*Pouring cold water on naked detainees.
*Beating detainees with a broom handle and a chair.
*Threatening male detainees with rape.
*Allowing a military police guard to stitch the wound of a detainee who was injured after being slammed against the wall in his cell.
*Sodomizing a detainee with a chemical light and perhaps a broom stick.
*Using military working dogs (without muzzles) to frighten and intimidate detainees with threats of attack, and in one instance actually biting and severely injuring a detainee.


Wikimedia Foundation. 2010.

Look at other dictionaries:

  • Abu Ghraib torture and prisoner abuse — Beginning in 2004, human rights violations in the form of physical, psychological, and sexual abuse, including torture,[1][2][3] …   Wikipedia

  • Abuse — This article is about the mistreatment of people or systems. For other uses, see Abuse (disambiguation). Mistreat redirects here. For other uses, see Mistreat (disambiguation). Contents 1 Types and contexts of abuse 1.1 …   Wikipedia

  • Joe Darby — Sergeant Joseph M. Darby (born c. 1979), of Corriganville, Maryland, is best known as the whistleblower in the Abu Ghraib torture and prisoner abuse scandal. Darby is a graduate of North Star High School, near his hometown at the time, Jenners,… …   Wikipedia

  • Human rights in the United States — In 1776, Thomas Jefferson proposed a philosophy of human rights inherent to all people in the Declaration of Independence, asserting that all men are created equal, that they are endowed by their Creator with certain unalienable Rights, that… …   Wikipedia

  • United States — a republic in the N Western Hemisphere comprising 48 conterminous states, the District of Columbia, and Alaska in North America, and Hawaii in the N Pacific. 267,954,767; conterminous United States, 3,022,387 sq. mi. (7,827,982 sq. km); with… …   Universalium

  • April 2006 — NOTOC April 2006 : ← January February March April May June July August September October November December →{| class= infobox width= 250 style= font size: 133%; background color: #DDDDDD; padding top: 5px; padding bottom: 5px !Trials | *Chile:… …   Wikipedia

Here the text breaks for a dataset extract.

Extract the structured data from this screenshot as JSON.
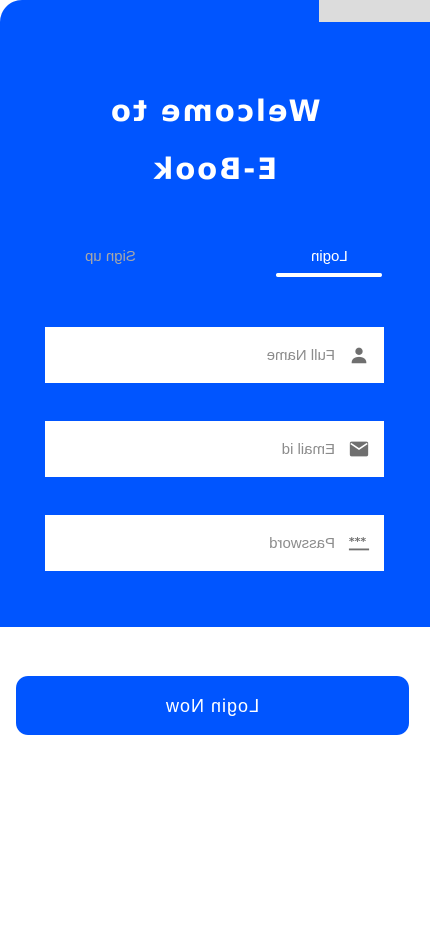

  • Enhanced interrogation techniques — or alternative set of procedures are terms adopted by the George W. Bush administration in the United States to describe certain severe interrogation methods, often described as torture.[1] These techniques were authorized by the Bush… …   Wikipedia

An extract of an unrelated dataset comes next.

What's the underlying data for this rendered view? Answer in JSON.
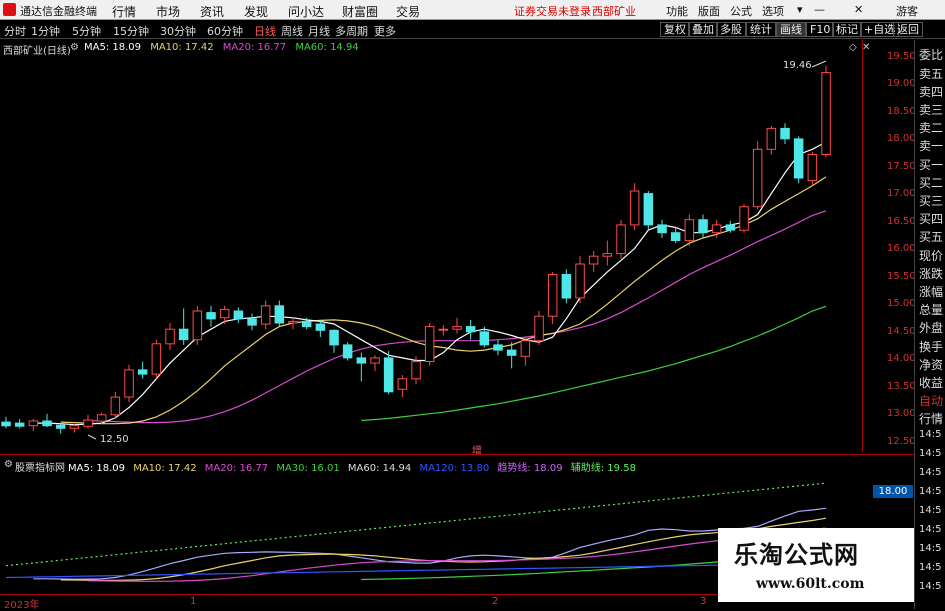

  • Dates of 2004 — ▪ 2005 January It turns out we were all wrong, probably, in my judgment. David Kay, former U.S. chief weapons inspector in Iraq, in testimony to the U.S. Senate Armed Services Committee, January 28 January 1              Haitian Pres. Jean… …   Universalium

  • Guantanamo Bay detention camp — The Guantanamo Bay Detention Camp is a controversial [ [ Guantanamo controversy rumbles on] ] United States detention center operated by Joint Task Force Guantanamo since 2002 in Guantanamo Bay …   Wikipedia

  • Social Protection — ▪ 2006 Introduction With medical costs skyrocketing and government programs scaled back, citizens bore more responsibility for their health care costs; irregular migration, human trafficking, and migrant smuggling posed challenges for… …   Universalium

Share the article and excerpts

Direct link
Do a right-click on the link above
and select “Copy Link”